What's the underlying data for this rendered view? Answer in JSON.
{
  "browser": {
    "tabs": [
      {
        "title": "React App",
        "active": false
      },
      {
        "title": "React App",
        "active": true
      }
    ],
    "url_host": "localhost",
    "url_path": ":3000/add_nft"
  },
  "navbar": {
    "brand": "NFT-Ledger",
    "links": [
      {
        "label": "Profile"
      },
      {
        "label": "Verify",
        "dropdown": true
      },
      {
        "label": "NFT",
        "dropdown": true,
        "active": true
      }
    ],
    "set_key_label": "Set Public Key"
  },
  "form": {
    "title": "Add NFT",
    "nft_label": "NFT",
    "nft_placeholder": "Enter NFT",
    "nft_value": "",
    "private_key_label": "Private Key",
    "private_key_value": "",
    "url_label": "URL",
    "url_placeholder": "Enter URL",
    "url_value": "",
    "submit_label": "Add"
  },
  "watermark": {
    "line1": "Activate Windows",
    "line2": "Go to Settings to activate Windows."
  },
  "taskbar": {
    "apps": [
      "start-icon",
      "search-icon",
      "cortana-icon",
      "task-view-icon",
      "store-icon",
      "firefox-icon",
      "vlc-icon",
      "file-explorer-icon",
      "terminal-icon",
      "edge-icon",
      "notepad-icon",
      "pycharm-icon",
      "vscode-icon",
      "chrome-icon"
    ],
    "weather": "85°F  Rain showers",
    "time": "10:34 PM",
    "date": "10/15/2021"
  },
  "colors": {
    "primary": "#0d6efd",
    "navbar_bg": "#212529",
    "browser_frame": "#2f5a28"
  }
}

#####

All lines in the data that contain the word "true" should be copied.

> SOLVED PROBLEM
        "active": true
        "dropdown": true
        "dropdown": true,
        "active": true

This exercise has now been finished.